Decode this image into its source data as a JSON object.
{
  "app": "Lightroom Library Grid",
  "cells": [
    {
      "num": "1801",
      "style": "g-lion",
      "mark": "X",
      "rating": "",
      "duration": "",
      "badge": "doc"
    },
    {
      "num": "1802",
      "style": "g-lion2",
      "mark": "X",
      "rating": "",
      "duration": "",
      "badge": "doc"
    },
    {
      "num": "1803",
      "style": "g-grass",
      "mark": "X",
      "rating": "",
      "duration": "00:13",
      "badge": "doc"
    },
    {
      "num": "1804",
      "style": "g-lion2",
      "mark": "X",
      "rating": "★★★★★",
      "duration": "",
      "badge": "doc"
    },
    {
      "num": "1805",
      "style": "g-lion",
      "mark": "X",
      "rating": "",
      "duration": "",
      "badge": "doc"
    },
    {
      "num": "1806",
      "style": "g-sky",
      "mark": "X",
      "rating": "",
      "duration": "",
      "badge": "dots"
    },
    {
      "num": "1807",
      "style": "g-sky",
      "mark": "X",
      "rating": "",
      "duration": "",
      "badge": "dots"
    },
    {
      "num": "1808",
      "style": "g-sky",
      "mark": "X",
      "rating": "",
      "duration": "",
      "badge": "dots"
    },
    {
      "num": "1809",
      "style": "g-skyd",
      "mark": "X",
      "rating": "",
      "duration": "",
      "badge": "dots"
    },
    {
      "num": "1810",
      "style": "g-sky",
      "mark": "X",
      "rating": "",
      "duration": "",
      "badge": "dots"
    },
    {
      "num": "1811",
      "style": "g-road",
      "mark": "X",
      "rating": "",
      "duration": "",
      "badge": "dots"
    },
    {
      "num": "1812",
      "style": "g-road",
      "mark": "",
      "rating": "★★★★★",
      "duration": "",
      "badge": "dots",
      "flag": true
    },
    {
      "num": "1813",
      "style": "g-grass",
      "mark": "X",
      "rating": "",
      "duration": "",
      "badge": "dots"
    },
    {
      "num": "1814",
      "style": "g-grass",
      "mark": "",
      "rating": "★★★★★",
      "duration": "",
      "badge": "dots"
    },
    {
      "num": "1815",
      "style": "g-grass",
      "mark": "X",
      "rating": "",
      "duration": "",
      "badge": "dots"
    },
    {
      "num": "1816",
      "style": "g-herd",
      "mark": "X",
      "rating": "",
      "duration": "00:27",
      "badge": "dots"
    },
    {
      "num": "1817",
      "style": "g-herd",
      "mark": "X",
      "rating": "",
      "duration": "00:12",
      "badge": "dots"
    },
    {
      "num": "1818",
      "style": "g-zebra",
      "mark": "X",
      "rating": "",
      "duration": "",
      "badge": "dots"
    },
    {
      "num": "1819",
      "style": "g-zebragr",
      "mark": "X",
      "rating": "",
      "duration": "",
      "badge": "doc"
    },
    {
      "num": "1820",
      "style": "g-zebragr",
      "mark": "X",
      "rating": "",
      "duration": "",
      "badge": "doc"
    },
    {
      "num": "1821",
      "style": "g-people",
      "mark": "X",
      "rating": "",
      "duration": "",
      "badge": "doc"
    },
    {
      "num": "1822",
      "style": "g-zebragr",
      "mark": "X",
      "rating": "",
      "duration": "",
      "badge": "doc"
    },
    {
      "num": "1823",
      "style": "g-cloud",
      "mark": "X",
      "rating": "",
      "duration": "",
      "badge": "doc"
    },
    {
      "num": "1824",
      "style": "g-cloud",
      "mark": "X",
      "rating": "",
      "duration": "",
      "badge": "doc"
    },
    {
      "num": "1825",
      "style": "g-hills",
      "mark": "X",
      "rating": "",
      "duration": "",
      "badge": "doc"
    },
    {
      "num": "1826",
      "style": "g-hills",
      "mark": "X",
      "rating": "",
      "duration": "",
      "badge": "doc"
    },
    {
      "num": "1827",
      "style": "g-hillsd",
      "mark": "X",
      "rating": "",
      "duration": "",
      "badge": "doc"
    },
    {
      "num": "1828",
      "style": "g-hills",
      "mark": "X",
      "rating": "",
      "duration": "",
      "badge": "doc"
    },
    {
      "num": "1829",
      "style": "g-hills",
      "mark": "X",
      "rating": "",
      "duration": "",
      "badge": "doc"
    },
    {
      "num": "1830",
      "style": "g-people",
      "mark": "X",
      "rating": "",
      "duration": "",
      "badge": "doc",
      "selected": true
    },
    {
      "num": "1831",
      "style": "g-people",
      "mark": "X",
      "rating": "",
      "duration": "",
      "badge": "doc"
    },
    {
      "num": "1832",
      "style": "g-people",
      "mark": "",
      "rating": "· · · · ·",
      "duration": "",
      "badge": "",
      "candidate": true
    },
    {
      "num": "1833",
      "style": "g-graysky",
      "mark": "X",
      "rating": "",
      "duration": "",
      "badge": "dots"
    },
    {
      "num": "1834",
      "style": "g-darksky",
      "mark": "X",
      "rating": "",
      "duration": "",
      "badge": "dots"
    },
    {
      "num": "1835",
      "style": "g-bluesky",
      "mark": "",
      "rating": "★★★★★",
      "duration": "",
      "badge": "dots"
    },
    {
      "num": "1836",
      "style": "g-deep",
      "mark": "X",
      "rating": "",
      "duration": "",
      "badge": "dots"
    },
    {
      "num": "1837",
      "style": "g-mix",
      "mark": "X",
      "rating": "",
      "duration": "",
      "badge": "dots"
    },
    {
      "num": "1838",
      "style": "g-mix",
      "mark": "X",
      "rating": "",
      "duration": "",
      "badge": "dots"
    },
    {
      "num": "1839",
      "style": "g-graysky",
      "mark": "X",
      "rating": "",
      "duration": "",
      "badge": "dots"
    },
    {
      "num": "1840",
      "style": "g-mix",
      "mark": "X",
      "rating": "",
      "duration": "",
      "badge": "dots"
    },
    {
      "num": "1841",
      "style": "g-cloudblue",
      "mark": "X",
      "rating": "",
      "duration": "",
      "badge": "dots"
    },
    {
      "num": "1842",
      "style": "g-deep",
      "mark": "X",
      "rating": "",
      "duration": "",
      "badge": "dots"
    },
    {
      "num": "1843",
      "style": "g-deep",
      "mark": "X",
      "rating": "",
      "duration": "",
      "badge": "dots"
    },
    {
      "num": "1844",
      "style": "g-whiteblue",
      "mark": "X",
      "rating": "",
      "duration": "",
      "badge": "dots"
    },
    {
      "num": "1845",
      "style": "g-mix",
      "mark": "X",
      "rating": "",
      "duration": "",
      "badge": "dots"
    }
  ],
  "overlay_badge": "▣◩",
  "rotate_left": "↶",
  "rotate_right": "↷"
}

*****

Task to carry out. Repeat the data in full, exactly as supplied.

Reply to the exercise.
Decode this image into its source data as a JSON object.
{
  "app": "Lightroom Library Grid",
  "cells": [
    {
      "num": "1801",
      "style": "g-lion",
      "mark": "X",
      "rating": "",
      "duration": "",
      "badge": "doc"
    },
    {
      "num": "1802",
      "style": "g-lion2",
      "mark": "X",
      "rating": "",
      "duration": "",
      "badge": "doc"
    },
    {
      "num": "1803",
      "style": "g-grass",
      "mark": "X",
      "rating": "",
      "duration": "00:13",
      "badge": "doc"
    },
    {
      "num": "1804",
      "style": "g-lion2",
      "mark": "X",
      "rating": "★★★★★",
      "duration": "",
      "badge": "doc"
    },
    {
      "num": "1805",
      "style": "g-lion",
      "mark": "X",
      "rating": "",
      "duration": "",
      "badge": "doc"
    },
    {
      "num": "1806",
      "style": "g-sky",
      "mark": "X",
      "rating": "",
      "duration": "",
      "badge": "dots"
    },
    {
      "num": "1807",
      "style": "g-sky",
      "mark": "X",
      "rating": "",
      "duration": "",
      "badge": "dots"
    },
    {
      "num": "1808",
      "style": "g-sky",
      "mark": "X",
      "rating": "",
      "duration": "",
      "badge": "dots"
    },
    {
      "num": "1809",
      "style": "g-skyd",
      "mark": "X",
      "rating": "",
      "duration": "",
      "badge": "dots"
    },
    {
      "num": "1810",
      "style": "g-sky",
      "mark": "X",
      "rating": "",
      "duration": "",
      "badge": "dots"
    },
    {
      "num": "1811",
      "style": "g-road",
      "mark": "X",
      "rating": "",
      "duration": "",
      "badge": "dots"
    },
    {
      "num": "1812",
      "style": "g-road",
      "mark": "",
      "rating": "★★★★★",
      "duration": "",
      "badge": "dots",
      "flag": true
    },
    {
      "num": "1813",
      "style": "g-grass",
      "mark": "X",
      "rating": "",
      "duration": "",
      "badge": "dots"
    },
    {
      "num": "1814",
      "style": "g-grass",
      "mark": "",
      "rating": "★★★★★",
      "duration": "",
      "badge": "dots"
    },
    {
      "num": "1815",
      "style": "g-grass",
      "mark": "X",
      "rating": "",
      "duration": "",
      "badge": "dots"
    },
    {
      "num": "1816",
      "style": "g-herd",
      "mark": "X",
      "rating": "",
      "duration": "00:27",
      "badge": "dots"
    },
    {
      "num": "1817",
      "style": "g-herd",
      "mark": "X",
      "rating": "",
      "duration": "00:12",
      "badge": "dots"
    },
    {
      "num": "1818",
      "style": "g-zebra",
      "mark": "X",
      "rating": "",
      "duration": "",
      "badge": "dots"
    },
    {
      "num": "1819",
      "style": "g-zebragr",
      "mark": "X",
      "rating": "",
      "duration": "",
      "badge": "doc"
    },
    {
      "num": "1820",
      "style": "g-zebragr",
      "mark": "X",
      "rating": "",
      "duration": "",
      "badge": "doc"
    },
    {
      "num": "1821",
      "style": "g-people",
      "mark": "X",
      "rating": "",
      "duration": "",
      "badge": "doc"
    },
    {
      "num": "1822",
      "style": "g-zebragr",
      "mark": "X",
      "rating": "",
      "duration": "",
      "badge": "doc"
    },
    {
      "num": "1823",
      "style": "g-cloud",
      "mark": "X",
      "rating": "",
      "duration": "",
      "badge": "doc"
    },
    {
      "num": "1824",
      "style": "g-cloud",
      "mark": "X",
      "rating": "",
      "duration": "",
      "badge": "doc"
    },
    {
      "num": "1825",
      "style": "g-hills",
      "mark": "X",
      "rating": "",
      "duration": "",
      "badge": "doc"
    },
    {
      "num": "1826",
      "style": "g-hills",
      "mark": "X",
      "rating": "",
      "duration": "",
      "badge": "doc"
    },
    {
      "num": "1827",
      "style": "g-hillsd",
      "mark": "X",
      "rating": "",
      "duration": "",
      "badge": "doc"
    },
    {
      "num": "1828",
      "style": "g-hills",
      "mark": "X",
      "rating": "",
      "duration": "",
      "badge": "doc"
    },
    {
      "num": "1829",
      "style": "g-hills",
      "mark": "X",
      "rating": "",
      "duration": "",
      "badge": "doc"
    },
    {
      "num": "1830",
      "style": "g-people",
      "mark": "X",
      "rating": "",
      "duration": "",
      "badge": "doc",
      "selected": true
    },
    {
      "num": "1831",
      "style": "g-people",
      "mark": "X",
      "rating": "",
      "duration": "",
      "badge": "doc"
    },
    {
      "num": "1832",
      "style": "g-people",
      "mark": "",
      "rating": "· · · · ·",
      "duration": "",
      "badge": "",
      "candidate": true
    },
    {
      "num": "1833",
      "style": "g-graysky",
      "mark": "X",
      "rating": "",
      "duration": "",
      "badge": "dots"
    },
    {
      "num": "1834",
      "style": "g-darksky",
      "mark": "X",
      "rating": "",
      "duration": "",
      "badge": "dots"
    },
    {
      "num": "1835",
      "style": "g-bluesky",
      "mark": "",
      "rating": "★★★★★",
      "duration": "",
      "badge": "dots"
    },
    {
      "num": "1836",
      "style": "g-deep",
      "mark": "X",
      "rating": "",
      "duration": "",
      "badge": "dots"
    },
    {
      "num": "1837",
      "style": "g-mix",
      "mark": "X",
      "rating": "",
      "duration": "",
      "badge": "dots"
    },
    {
      "num": "1838",
      "style": "g-mix",
      "mark": "X",
      "rating": "",
      "duration": "",
      "badge": "dots"
    },
    {
      "num": "1839",
      "style": "g-graysky",
      "mark": "X",
      "rating": "",
      "duration": "",
      "badge": "dots"
    },
    {
      "num": "1840",
      "style": "g-mix",
      "mark": "X",
      "rating": "",
      "duration": "",
      "badge": "dots"
    },
    {
      "num": "1841",
      "style": "g-cloudblue",
      "mark": "X",
      "rating": "",
      "duration": "",
      "badge": "dots"
    },
    {
      "num": "1842",
      "style": "g-deep",
      "mark": "X",
      "rating": "",
      "duration": "",
      "badge": "dots"
    },
    {
      "num": "1843",
      "style": "g-deep",
      "mark": "X",
      "rating": "",
      "duration": "",
      "badge": "dots"
    },
    {
      "num": "1844",
      "style": "g-whiteblue",
      "mark": "X",
      "rating": "",
      "duration": "",
      "badge": "dots"
    },
    {
      "num": "1845",
      "style": "g-mix",
      "mark": "X",
      "rating": "",
      "duration": "",
      "badge": "dots"
    }
  ],
  "overlay_badge": "▣◩",
  "rotate_left": "↶",
  "rotate_right": "↷"
}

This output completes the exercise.